(British, b. 1969)
The ancient relationship between man, horse and the elements. This is the recurring theme throughout the work of Jo Taylor. Her work echoes the classical and renaissance masters as she celebrates the beauty of the beast whilst exploring how our world has evolved through theirs. Taylor says, "Animals, the simplest things. They are not affected by spiritual and intellectual torments from which men suffer. Animals and their elements exist in that state of perfect innocence which reigned before original sin, guided by that mixture of freedom and necessity in which pure instinct is composed".
Rigorous life drawing and patient observation are the starting points for these visually arresting works. It is through watching, drawing and riding horses that Jo Taylor captures a sense of their power and presence. Like her influences Leonardo and Gericault, Jo is attracted to the expressive body of animals.
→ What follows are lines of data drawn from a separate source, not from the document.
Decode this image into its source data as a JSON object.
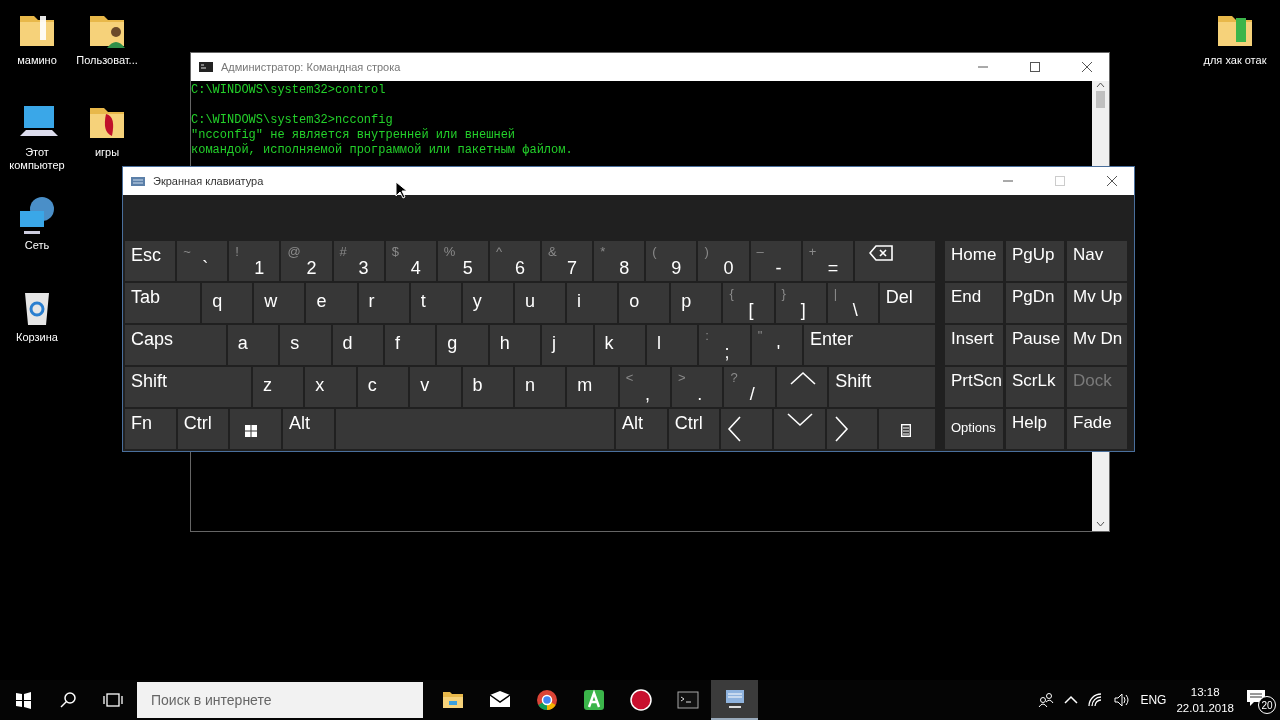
{
  "desktop_icons": [
    {
      "label": "мамино",
      "kind": "folder"
    },
    {
      "label": "Пользоват...",
      "kind": "user-folder"
    },
    {
      "label": "Этот компьютер",
      "kind": "computer"
    },
    {
      "label": "игры",
      "kind": "game-folder"
    },
    {
      "label": "Сеть",
      "kind": "network"
    },
    {
      "label": "Корзина",
      "kind": "bin"
    },
    {
      "label": "для хак отак",
      "kind": "app-folder"
    }
  ],
  "console_window": {
    "title": "Администратор: Командная строка",
    "blocks": [
      [
        "C:\\WINDOWS\\system32>control"
      ],
      [
        "C:\\WINDOWS\\system32>ncconfig",
        "\"ncconfig\" не является внутренней или внешней",
        "командой, исполняемой программой или пакетным файлом."
      ]
    ]
  },
  "keyboard_window": {
    "title": "Экранная клавиатура",
    "maximize_disabled": true,
    "rows": [
      [
        {
          "kind": "text",
          "label": "Esc"
        },
        {
          "kind": "text",
          "label": "`",
          "shift": "~"
        },
        {
          "kind": "text",
          "label": "1",
          "shift": "!"
        },
        {
          "kind": "text",
          "label": "2",
          "shift": "@"
        },
        {
          "kind": "text",
          "label": "3",
          "shift": "#"
        },
        {
          "kind": "text",
          "label": "4",
          "shift": "$"
        },
        {
          "kind": "text",
          "label": "5",
          "shift": "%"
        },
        {
          "kind": "text",
          "label": "6",
          "shift": "^"
        },
        {
          "kind": "text",
          "label": "7",
          "shift": "&"
        },
        {
          "kind": "text",
          "label": "8",
          "shift": "*"
        },
        {
          "kind": "text",
          "label": "9",
          "shift": "("
        },
        {
          "kind": "text",
          "label": "0",
          "shift": ")"
        },
        {
          "kind": "text",
          "label": "-",
          "shift": "–"
        },
        {
          "kind": "text",
          "label": "=",
          "shift": "+"
        },
        {
          "kind": "backspace"
        }
      ],
      [
        {
          "kind": "text",
          "label": "Tab"
        },
        {
          "kind": "text",
          "label": "q"
        },
        {
          "kind": "text",
          "label": "w"
        },
        {
          "kind": "text",
          "label": "e"
        },
        {
          "kind": "text",
          "label": "r"
        },
        {
          "kind": "text",
          "label": "t"
        },
        {
          "kind": "text",
          "label": "y"
        },
        {
          "kind": "text",
          "label": "u"
        },
        {
          "kind": "text",
          "label": "i"
        },
        {
          "kind": "text",
          "label": "o"
        },
        {
          "kind": "text",
          "label": "p"
        },
        {
          "kind": "text",
          "label": "[",
          "shift": "{"
        },
        {
          "kind": "text",
          "label": "]",
          "shift": "}"
        },
        {
          "kind": "text",
          "label": "\\",
          "shift": "|"
        },
        {
          "kind": "text",
          "label": "Del"
        }
      ],
      [
        {
          "kind": "text",
          "label": "Caps"
        },
        {
          "kind": "text",
          "label": "a"
        },
        {
          "kind": "text",
          "label": "s"
        },
        {
          "kind": "text",
          "label": "d"
        },
        {
          "kind": "text",
          "label": "f"
        },
        {
          "kind": "text",
          "label": "g"
        },
        {
          "kind": "text",
          "label": "h"
        },
        {
          "kind": "text",
          "label": "j"
        },
        {
          "kind": "text",
          "label": "k"
        },
        {
          "kind": "text",
          "label": "l"
        },
        {
          "kind": "text",
          "label": ";",
          "shift": ":"
        },
        {
          "kind": "text",
          "label": "'",
          "shift": "\""
        },
        {
          "kind": "text",
          "label": "Enter"
        }
      ],
      [
        {
          "kind": "text",
          "label": "Shift"
        },
        {
          "kind": "text",
          "label": "z"
        },
        {
          "kind": "text",
          "label": "x"
        },
        {
          "kind": "text",
          "label": "c"
        },
        {
          "kind": "text",
          "label": "v"
        },
        {
          "kind": "text",
          "label": "b"
        },
        {
          "kind": "text",
          "label": "n"
        },
        {
          "kind": "text",
          "label": "m"
        },
        {
          "kind": "text",
          "label": ",",
          "shift": "<"
        },
        {
          "kind": "text",
          "label": ".",
          "shift": ">"
        },
        {
          "kind": "text",
          "label": "/",
          "shift": "?"
        },
        {
          "kind": "up"
        },
        {
          "kind": "text",
          "label": "Shift"
        }
      ],
      [
        {
          "kind": "text",
          "label": "Fn"
        },
        {
          "kind": "text",
          "label": "Ctrl"
        },
        {
          "kind": "windows"
        },
        {
          "kind": "text",
          "label": "Alt"
        },
        {
          "kind": "space"
        },
        {
          "kind": "text",
          "label": "Alt"
        },
        {
          "kind": "text",
          "label": "Ctrl"
        },
        {
          "kind": "left"
        },
        {
          "kind": "down"
        },
        {
          "kind": "right"
        },
        {
          "kind": "menu"
        }
      ]
    ],
    "nav_keys": [
      {
        "label": "Home",
        "disabled": false
      },
      {
        "label": "PgUp",
        "disabled": false
      },
      {
        "label": "Nav",
        "disabled": false
      },
      {
        "label": "End",
        "disabled": false
      },
      {
        "label": "PgDn",
        "disabled": false
      },
      {
        "label": "Mv Up",
        "disabled": false
      },
      {
        "label": "Insert",
        "disabled": false
      },
      {
        "label": "Pause",
        "disabled": false
      },
      {
        "label": "Mv Dn",
        "disabled": false
      },
      {
        "label": "PrtScn",
        "disabled": false
      },
      {
        "label": "ScrLk",
        "disabled": false
      },
      {
        "label": "Dock",
        "disabled": true
      },
      {
        "label": "Options",
        "disabled": false
      },
      {
        "label": "Help",
        "disabled": false
      },
      {
        "label": "Fade",
        "disabled": false
      }
    ]
  },
  "taskbar": {
    "search": {
      "placeholder": "Поиск в интернете"
    },
    "apps": [
      {
        "kind": "explorer",
        "selected": false
      },
      {
        "kind": "mail",
        "selected": false
      },
      {
        "kind": "browser",
        "selected": false
      },
      {
        "kind": "green-a",
        "selected": false
      },
      {
        "kind": "record",
        "selected": false
      },
      {
        "kind": "console",
        "selected": false
      },
      {
        "kind": "keyboard",
        "selected": true
      }
    ],
    "language": "ENG",
    "time": "13:18",
    "date": "22.01.2018",
    "notifications": "20"
  }
}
Jo works in a variety of media on a large unrestrictive scale and her style is deliberately abstract with a bold use of colour. Her organic palette is scoured from the immediate landscape and the elements, reminiscent of the work of Prunella Clough and Graham Sutherland. Through her materials she describes muscle tensions and structures, which she was able to study during her residency at the Department of Veterinary Science at Liverpool University. This left Jo with an exceptional knowledge and understanding of animal physiology, leading The Times Art Critic Rachel Campbell Johnson to liken her use of anatomy to Stubbs.